Your copy of the entries must be exact, and it must not include the pictures.

- **DATA UNDER STUDY**:
___

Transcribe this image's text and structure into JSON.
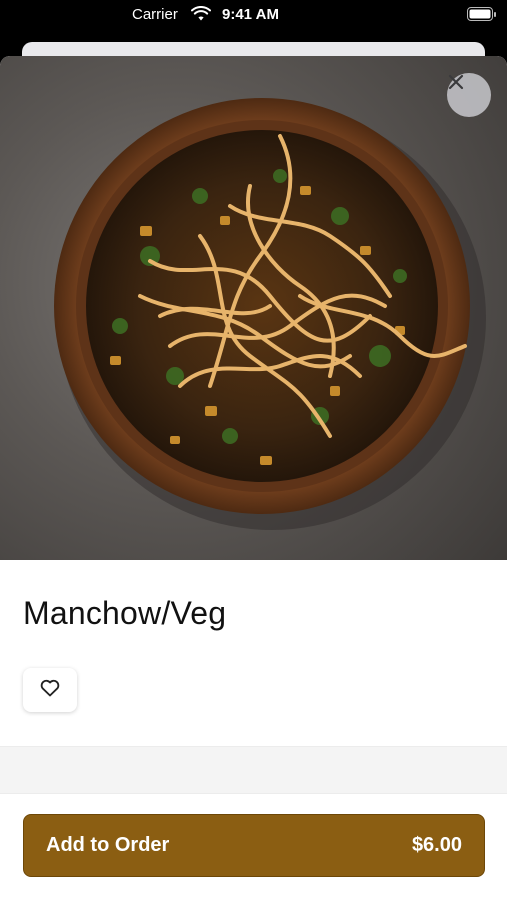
{
  "status_bar": {
    "carrier": "Carrier",
    "time": "9:41 AM",
    "wifi_icon": "wifi-icon",
    "battery_icon": "battery-icon"
  },
  "item": {
    "image_alt": "food-photo",
    "title": "Manchow/Veg",
    "favorite_icon": "heart-icon",
    "close_icon": "close-icon"
  },
  "order": {
    "button_label": "Add to Order",
    "price": "$6.00"
  },
  "colors": {
    "accent": "#8B5E12",
    "close_bg": "#C8C8CC"
  }
}
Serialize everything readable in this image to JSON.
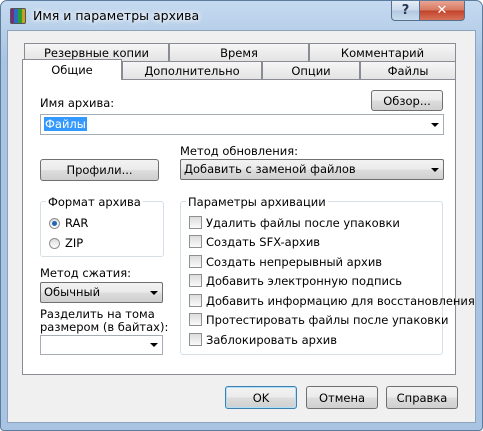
{
  "window": {
    "title": "Имя и параметры архива"
  },
  "tabs_back": [
    "Резервные копии",
    "Время",
    "Комментарий"
  ],
  "tabs_front": [
    "Общие",
    "Дополнительно",
    "Опции",
    "Файлы"
  ],
  "general": {
    "archive_name_label": "Имя архива:",
    "browse_button": "Обзор...",
    "archive_name_value": "Файлы",
    "profiles_button": "Профили...",
    "update_method_label": "Метод обновления:",
    "update_method_value": "Добавить с заменой файлов",
    "archive_format": {
      "label": "Формат архива",
      "options": [
        "RAR",
        "ZIP"
      ],
      "selected": "RAR"
    },
    "compression": {
      "label": "Метод сжатия:",
      "value": "Обычный"
    },
    "split": {
      "label_line1": "Разделить на тома",
      "label_line2": "размером (в байтах):",
      "value": ""
    },
    "options_group": {
      "label": "Параметры архивации",
      "items": [
        "Удалить файлы после упаковки",
        "Создать SFX-архив",
        "Создать непрерывный архив",
        "Добавить электронную подпись",
        "Добавить информацию для восстановления",
        "Протестировать файлы после упаковки",
        "Заблокировать архив"
      ]
    }
  },
  "footer": {
    "ok": "OK",
    "cancel": "Отмена",
    "help": "Справка"
  },
  "colors": {
    "accent": "#3399ff",
    "close": "#c2422a"
  }
}
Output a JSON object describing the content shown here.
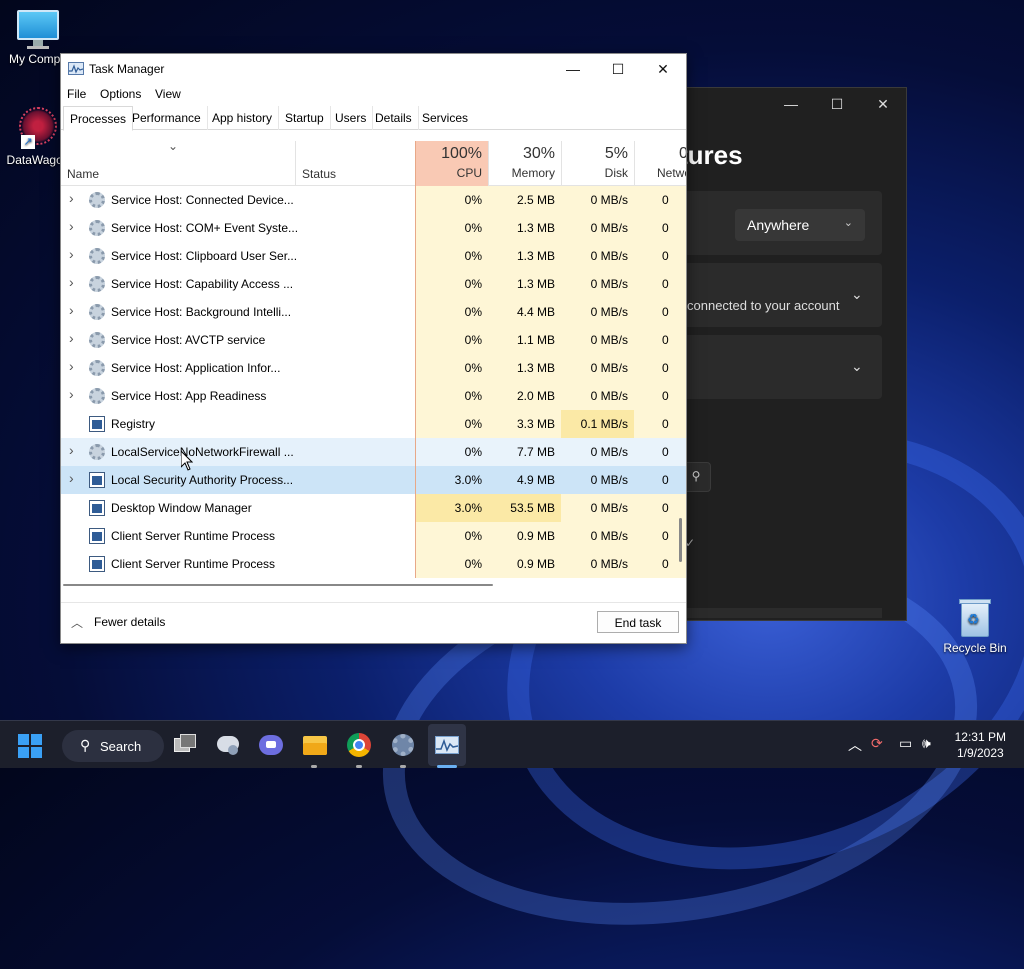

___

- **ANSWER TO THIS EXERCISE**:
Transcribe this image's text and structure into JSON.
{
  "status_bar": {
    "carrier": "Carrier",
    "time": "9:41 AM",
    "wifi_icon": "wifi-icon",
    "battery_icon": "battery-icon"
  },
  "item": {
    "image_alt": "food-photo",
    "title": "Manchow/Veg",
    "favorite_icon": "heart-icon",
    "close_icon": "close-icon"
  },
  "order": {
    "button_label": "Add to Order",
    "price": "$6.00"
  },
  "colors": {
    "accent": "#8B5E12",
    "close_bg": "#C8C8CC"
  }
}
Serialize everything readable in this image to JSON.
{
  "window": {
    "title": "Имя и параметры архива"
  },
  "tabs_back": [
    "Резервные копии",
    "Время",
    "Комментарий"
  ],
  "tabs_front": [
    "Общие",
    "Дополнительно",
    "Опции",
    "Файлы"
  ],
  "general": {
    "archive_name_label": "Имя архива:",
    "browse_button": "Обзор...",
    "archive_name_value": "Файлы",
    "profiles_button": "Профили...",
    "update_method_label": "Метод обновления:",
    "update_method_value": "Добавить с заменой файлов",
    "archive_format": {
      "label": "Формат архива",
      "options": [
        "RAR",
        "ZIP"
      ],
      "selected": "RAR"
    },
    "compression": {
      "label": "Метод сжатия:",
      "value": "Обычный"
    },
    "split": {
      "label_line1": "Разделить на тома",
      "label_line2": "размером (в байтах):",
      "value": ""
    },
    "options_group": {
      "label": "Параметры архивации",
      "items": [
        "Удалить файлы после упаковки",
        "Создать SFX-архив",
        "Создать непрерывный архив",
        "Добавить электронную подпись",
        "Добавить информацию для восстановления",
        "Протестировать файлы после упаковки",
        "Заблокировать архив"
      ]
    }
  },
  "footer": {
    "ok": "OK",
    "cancel": "Отмена",
    "help": "Справка"
  },
  "colors": {
    "accent": "#3399ff",
    "close": "#c2422a"
  }
}
Output a JSON object describing the content shown here.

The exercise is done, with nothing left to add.